### WORK INSTRUCTION:
From the entries that follow, list every line in which the string "data" appears.

─── TASK INPUT

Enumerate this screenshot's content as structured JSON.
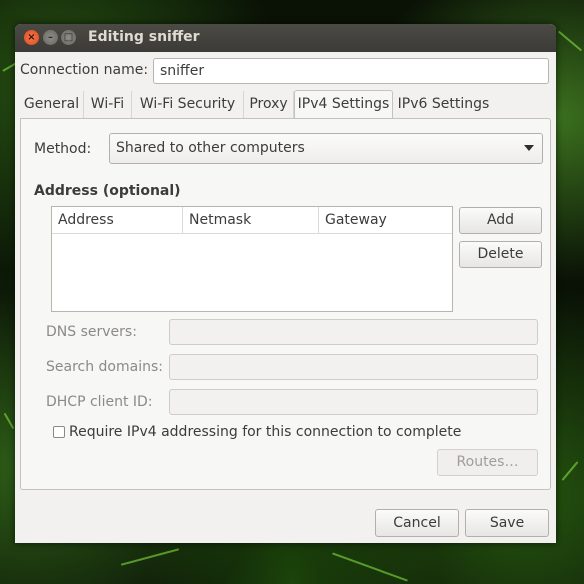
{
  "window": {
    "title": "Editing sniffer"
  },
  "connection": {
    "label": "Connection name:",
    "value": "sniffer"
  },
  "tabs": [
    {
      "label": "General"
    },
    {
      "label": "Wi-Fi"
    },
    {
      "label": "Wi-Fi Security"
    },
    {
      "label": "Proxy"
    },
    {
      "label": "IPv4 Settings",
      "active": true
    },
    {
      "label": "IPv6 Settings"
    }
  ],
  "ipv4": {
    "method_label": "Method:",
    "method_value": "Shared to other computers",
    "address_heading": "Address (optional)",
    "columns": [
      "Address",
      "Netmask",
      "Gateway"
    ],
    "add_label": "Add",
    "delete_label": "Delete",
    "dns_label": "DNS servers:",
    "search_label": "Search domains:",
    "dhcp_label": "DHCP client ID:",
    "require_label": "Require IPv4 addressing for this connection to complete",
    "require_checked": false,
    "routes_label": "Routes…"
  },
  "footer": {
    "cancel_label": "Cancel",
    "save_label": "Save"
  },
  "colors": {
    "titlebar": "#3c3b37",
    "close_button": "#df4a16",
    "window_bg": "#f2f1f0"
  },
  "icons": [
    "close-icon",
    "minimize-icon",
    "maximize-icon",
    "dropdown-arrow-icon"
  ]
}
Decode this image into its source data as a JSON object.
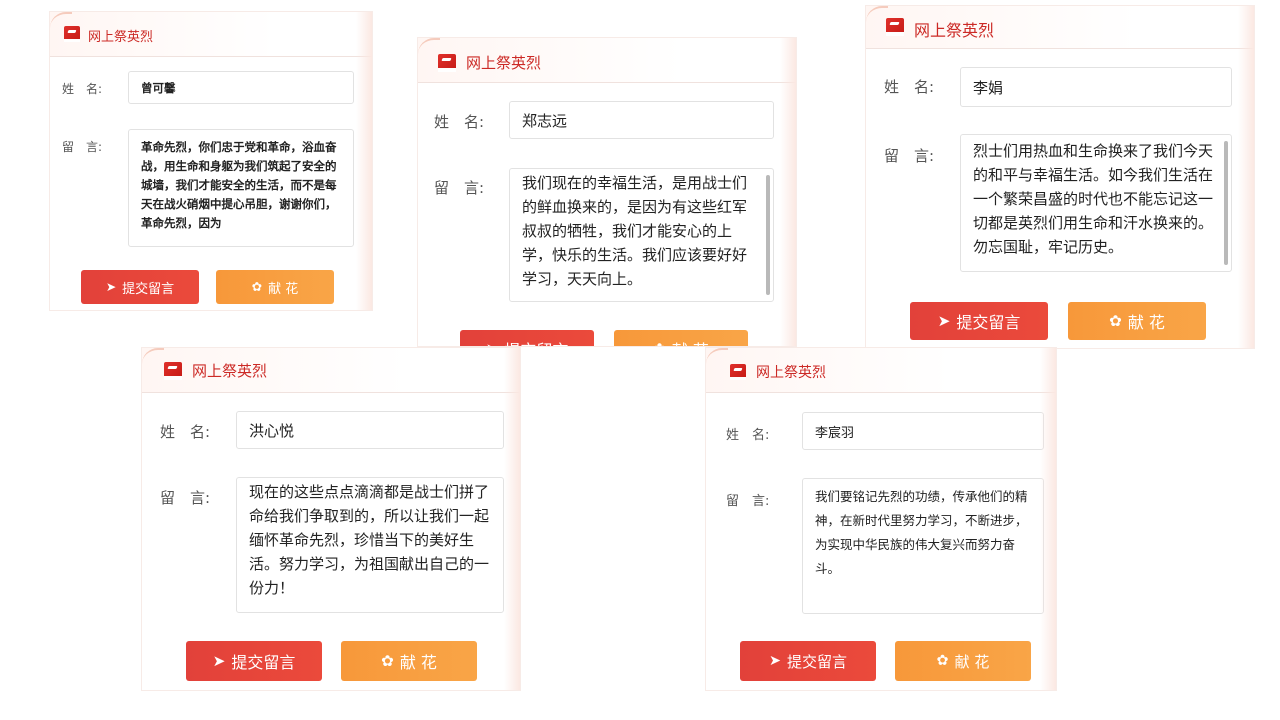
{
  "cards": [
    {
      "title": "网上祭英烈",
      "name_label": "姓　名:",
      "message_label": "留　言:",
      "name_value": "曾可馨",
      "message_value": "革命先烈，你们忠于党和革命，浴血奋战，用生命和身躯为我们筑起了安全的城墙，我们才能安全的生活，而不是每天在战火硝烟中提心吊胆，谢谢你们，革命先烈，因为",
      "submit_label": "提交留言",
      "flower_label": "献 花"
    },
    {
      "title": "网上祭英烈",
      "name_label": "姓　名:",
      "message_label": "留　言:",
      "name_value": "郑志远",
      "message_value": "我们现在的幸福生活，是用战士们的鲜血换来的，是因为有这些红军叔叔的牺牲，我们才能安心的上学，快乐的生活。我们应该要好好学习，天天向上。",
      "submit_label": "提交留言",
      "flower_label": "献 花"
    },
    {
      "title": "网上祭英烈",
      "name_label": "姓　名:",
      "message_label": "留　言:",
      "name_value": "李娟",
      "message_value": "烈士们用热血和生命换来了我们今天的和平与幸福生活。如今我们生活在一个繁荣昌盛的时代也不能忘记这一切都是英烈们用生命和汗水换来的。勿忘国耻，牢记历史。",
      "submit_label": "提交留言",
      "flower_label": "献 花"
    },
    {
      "title": "网上祭英烈",
      "name_label": "姓　名:",
      "message_label": "留　言:",
      "name_value": "洪心悦",
      "message_value": "现在的这些点点滴滴都是战士们拼了命给我们争取到的，所以让我们一起缅怀革命先烈，珍惜当下的美好生活。努力学习，为祖国献出自己的一份力！",
      "submit_label": "提交留言",
      "flower_label": "献 花"
    },
    {
      "title": "网上祭英烈",
      "name_label": "姓　名:",
      "message_label": "留　言:",
      "name_value": "李宸羽",
      "message_value": "我们要铭记先烈的功绩，传承他们的精神，在新时代里努力学习，不断进步，为实现中华民族的伟大复兴而努力奋斗。",
      "submit_label": "提交留言",
      "flower_label": "献 花"
    }
  ],
  "icons": {
    "logo": "memorial-book-icon",
    "submit": "paper-plane-icon",
    "flower": "flower-icon"
  },
  "colors": {
    "title_red": "#cc2a26",
    "submit_red": "#e2413a",
    "flower_orange": "#f7983a"
  }
}
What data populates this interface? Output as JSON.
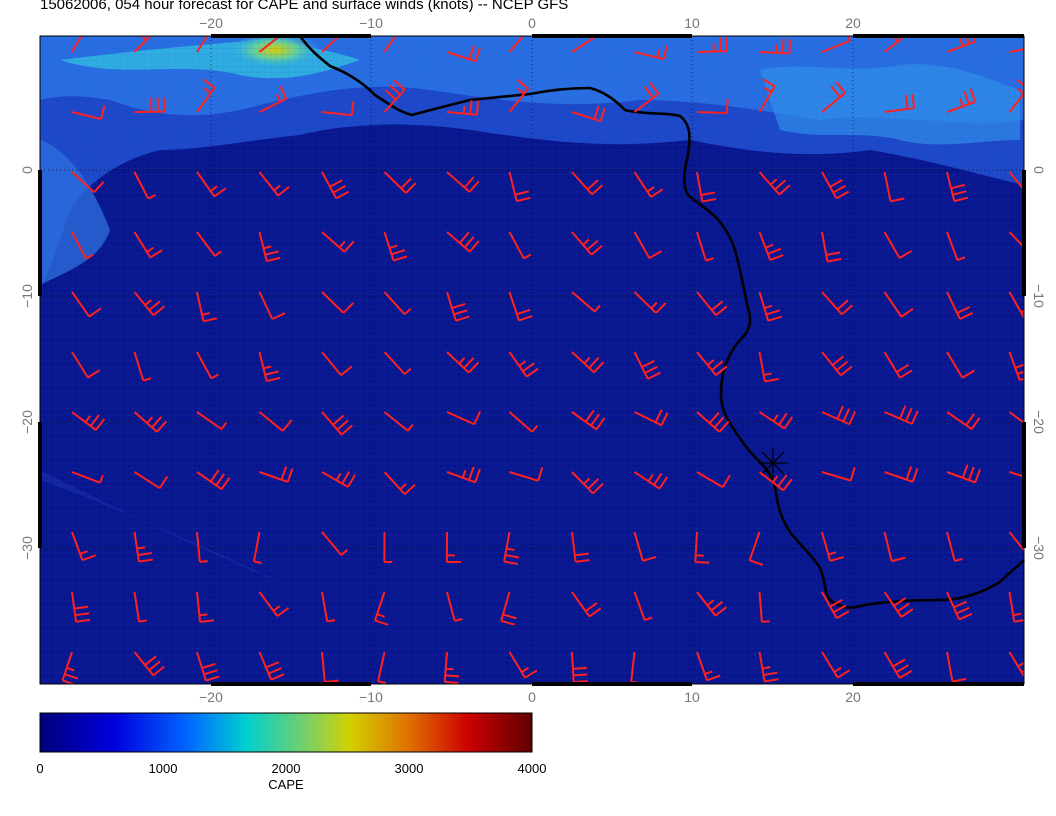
{
  "title": "15062006, 054 hour forecast for CAPE and surface winds (knots) -- NCEP GFS",
  "axes": {
    "lon_labels": [
      "−20",
      "−10",
      "0",
      "10",
      "20"
    ],
    "lat_labels": [
      "0",
      "−10",
      "−20",
      "−30"
    ]
  },
  "colorbar": {
    "label": "CAPE",
    "ticks": [
      "0",
      "1000",
      "2000",
      "3000",
      "4000"
    ],
    "range": [
      0,
      4000
    ],
    "colors": [
      "#00007f",
      "#0000ff",
      "#00bfff",
      "#40e0d0",
      "#c8d200",
      "#e08000",
      "#cc0000",
      "#700000"
    ]
  },
  "colors": {
    "ocean_field": "#0a1a9a",
    "high_cape_band": "#3cc8e0",
    "wind_barbs": "#ff2020",
    "coastline": "#000000"
  }
}
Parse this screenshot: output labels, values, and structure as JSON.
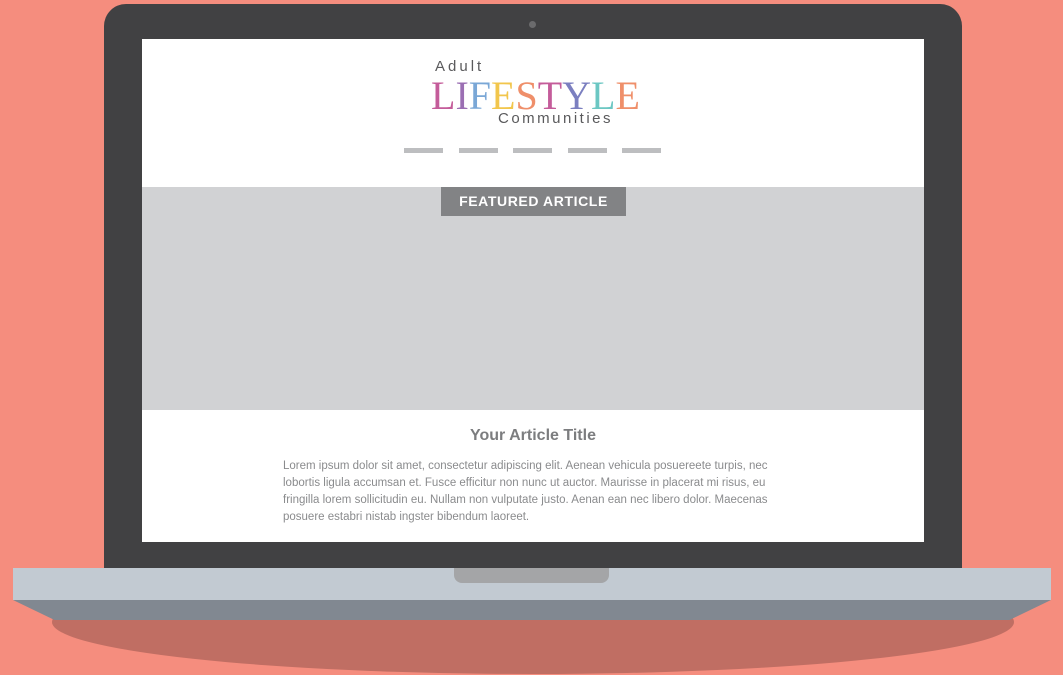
{
  "logo": {
    "top_word": "Adult",
    "main_word_letters": [
      {
        "char": "L",
        "color": "#c45c9a"
      },
      {
        "char": "I",
        "color": "#9b6fb3"
      },
      {
        "char": "F",
        "color": "#7aa7d6"
      },
      {
        "char": "E",
        "color": "#f2c64c"
      },
      {
        "char": "S",
        "color": "#ef8f6a"
      },
      {
        "char": "T",
        "color": "#c45c9a"
      },
      {
        "char": "Y",
        "color": "#7b7fc0"
      },
      {
        "char": "L",
        "color": "#6cc7c3"
      },
      {
        "char": "E",
        "color": "#ef8f6a"
      }
    ],
    "bottom_word": "Communities"
  },
  "nav": {
    "item_count": 5
  },
  "hero": {
    "badge_label": "FEATURED ARTICLE"
  },
  "article": {
    "title": "Your Article Title",
    "body": "Lorem ipsum dolor sit amet, consectetur adipiscing elit. Aenean vehicula posuereete turpis, nec lobortis ligula accumsan et. Fusce efficitur non nunc ut auctor. Maurisse in placerat mi risus, eu fringilla lorem sollicitudin eu. Nullam non vulputate justo. Aenan ean nec libero dolor. Maecenas posuere estabri nistab ingster bibendum laoreet."
  },
  "colors": {
    "background": "#f58d7e",
    "laptop_bezel": "#414143",
    "hero_placeholder": "#d1d2d4",
    "badge": "#828385"
  }
}
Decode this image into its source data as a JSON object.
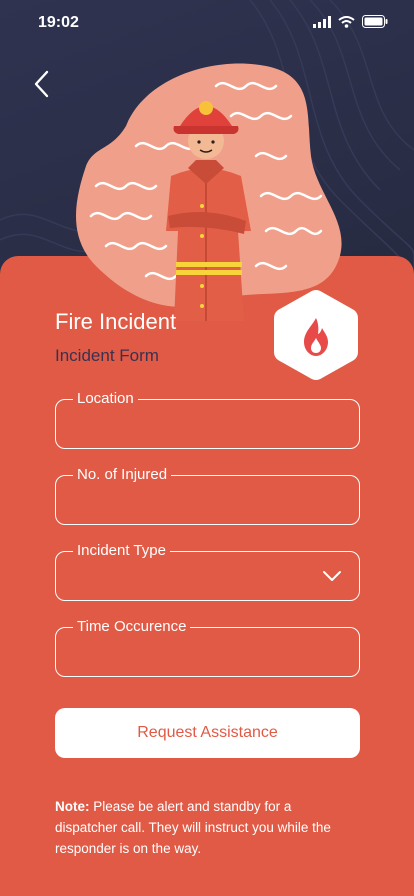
{
  "status_bar": {
    "time": "19:02",
    "icons": [
      "signal-icon",
      "wifi-icon",
      "battery-icon"
    ]
  },
  "nav": {
    "back_icon": "chevron-left-icon"
  },
  "illustration": {
    "subject": "firefighter"
  },
  "badge": {
    "icon": "flame-icon"
  },
  "header": {
    "title": "Fire Incident",
    "subtitle": "Incident Form"
  },
  "form": {
    "fields": [
      {
        "label": "Location",
        "value": ""
      },
      {
        "label": "No. of Injured",
        "value": ""
      },
      {
        "label": "Incident Type",
        "value": "",
        "icon": "chevron-down-icon"
      },
      {
        "label": "Time Occurence",
        "value": ""
      }
    ],
    "submit_label": "Request Assistance"
  },
  "note": {
    "prefix": "Note:",
    "text": " Please be alert and standby for a dispatcher call. They will instruct you while the responder is on the way."
  },
  "colors": {
    "card": "#e05a45",
    "background": "#2a2e45",
    "accent_text": "#3a3150",
    "white": "#ffffff"
  }
}
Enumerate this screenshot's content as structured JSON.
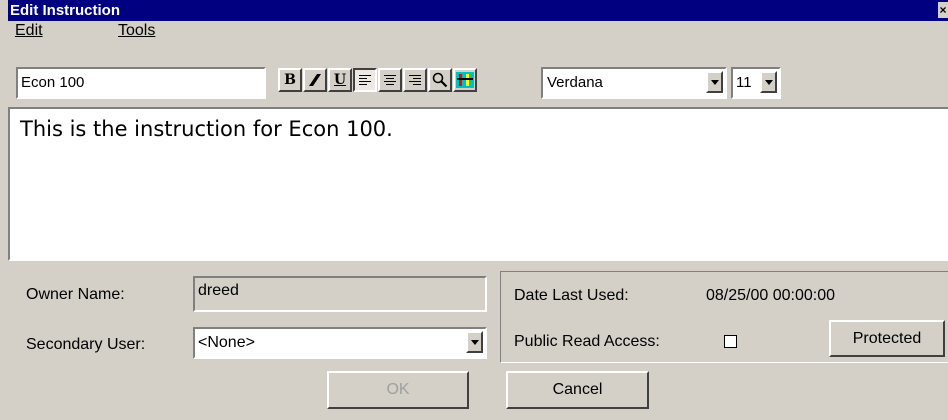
{
  "window": {
    "title": "Edit Instruction",
    "close_glyph": "×"
  },
  "menu": {
    "edit": "Edit",
    "tools": "Tools"
  },
  "toolbar": {
    "name_value": "Econ 100",
    "font_value": "Verdana",
    "size_value": "11",
    "bold_label": "B",
    "underline_label": "U"
  },
  "editor": {
    "text": "This is the instruction for Econ 100."
  },
  "owner": {
    "label": "Owner Name:",
    "value": "dreed"
  },
  "secondary": {
    "label": "Secondary User:",
    "value": "<None>"
  },
  "info": {
    "date_label": "Date Last Used:",
    "date_value": "08/25/00 00:00:00",
    "public_label": "Public Read Access:",
    "public_checked": false,
    "protected_label": "Protected"
  },
  "buttons": {
    "ok": "OK",
    "cancel": "Cancel"
  }
}
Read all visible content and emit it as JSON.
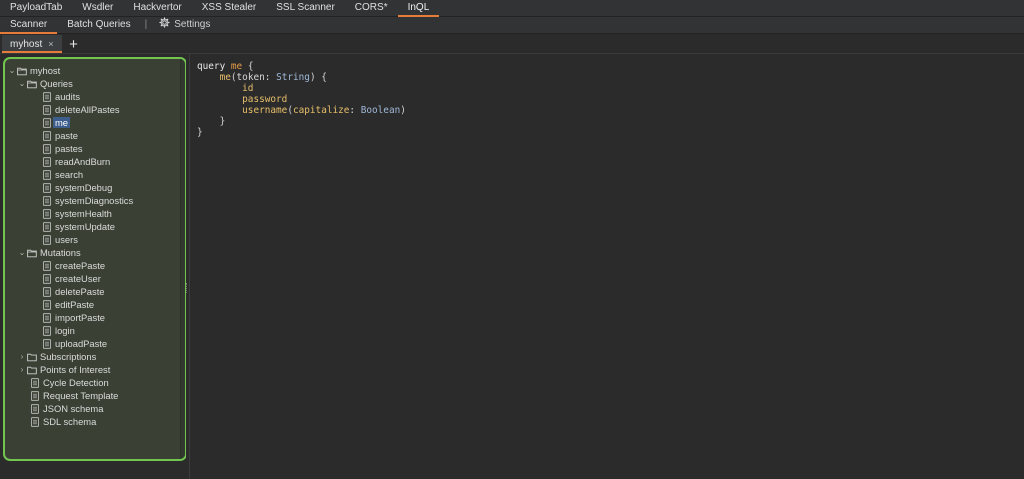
{
  "top_tabs": [
    "PayloadTab",
    "Wsdler",
    "Hackvertor",
    "XSS Stealer",
    "SSL Scanner",
    "CORS*",
    "InQL"
  ],
  "top_active": "InQL",
  "sub_tabs": [
    "Scanner",
    "Batch Queries"
  ],
  "sub_separator": "|",
  "settings_label": "Settings",
  "host_tab": {
    "label": "myhost",
    "close": "×"
  },
  "add_tab": "+",
  "tree": {
    "root": "myhost",
    "queries_label": "Queries",
    "queries": [
      "audits",
      "deleteAllPastes",
      "me",
      "paste",
      "pastes",
      "readAndBurn",
      "search",
      "systemDebug",
      "systemDiagnostics",
      "systemHealth",
      "systemUpdate",
      "users"
    ],
    "selected": "me",
    "mutations_label": "Mutations",
    "mutations": [
      "createPaste",
      "createUser",
      "deletePaste",
      "editPaste",
      "importPaste",
      "login",
      "uploadPaste"
    ],
    "subscriptions_label": "Subscriptions",
    "points_label": "Points of Interest",
    "extras": [
      "Cycle Detection",
      "Request Template",
      "JSON schema",
      "SDL schema"
    ]
  },
  "code": {
    "l1_kw": "query",
    "l1_name": "me",
    "l1_brace": "{",
    "l2_field": "me",
    "l2_open": "(",
    "l2_arg": "token",
    "l2_colon": ": ",
    "l2_type": "String",
    "l2_close": ") {",
    "l3_field": "id",
    "l4_field": "password",
    "l5_field": "username",
    "l5_open": "(",
    "l5_arg": "capitalize",
    "l5_colon": ": ",
    "l5_type": "Boolean",
    "l5_close": ")",
    "l6_close": "}",
    "l7_close": "}"
  },
  "colors": {
    "accent": "#e57c3a",
    "tree_border": "#72c64f",
    "tree_bg": "#3a4034",
    "selection": "#3d5d8c"
  }
}
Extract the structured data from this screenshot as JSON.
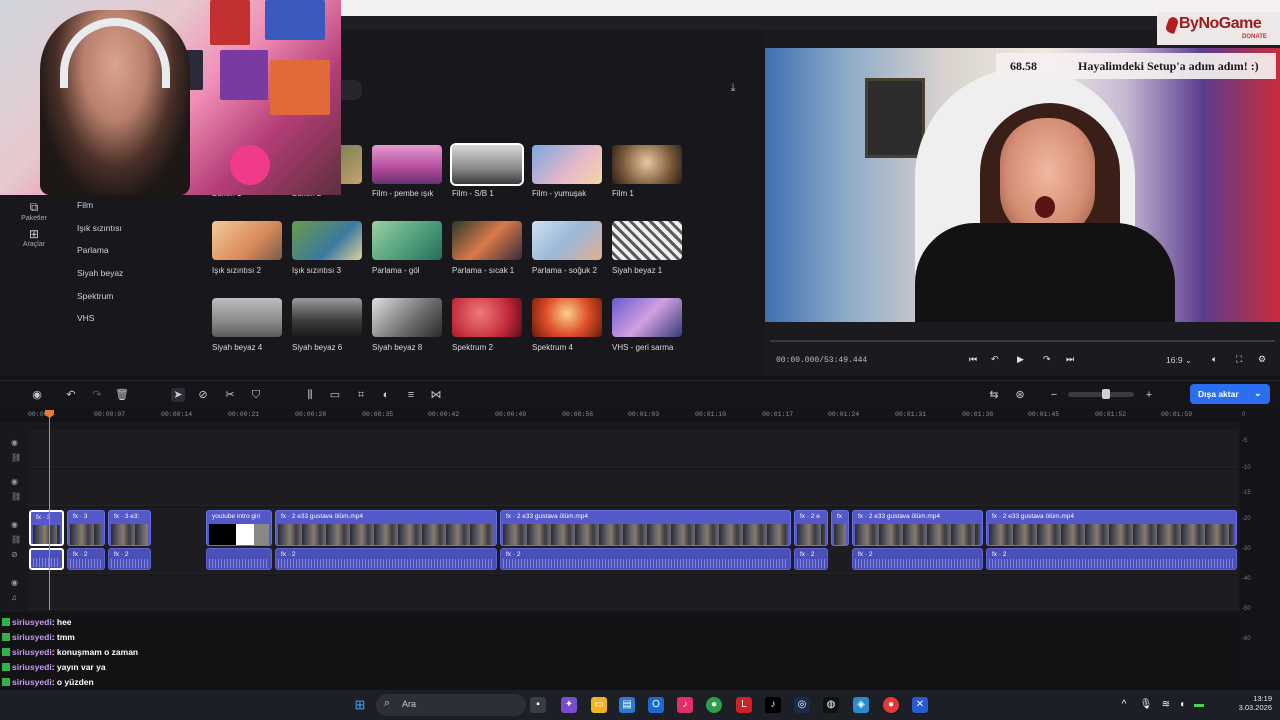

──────

### PROBLEM SOLUTION:
Decode this image into its source data as a JSON object.
What data populates this interface? Output as JSON.
Decode this image into its source data as a JSON object.
Extract the structured data from this screenshot as JSON.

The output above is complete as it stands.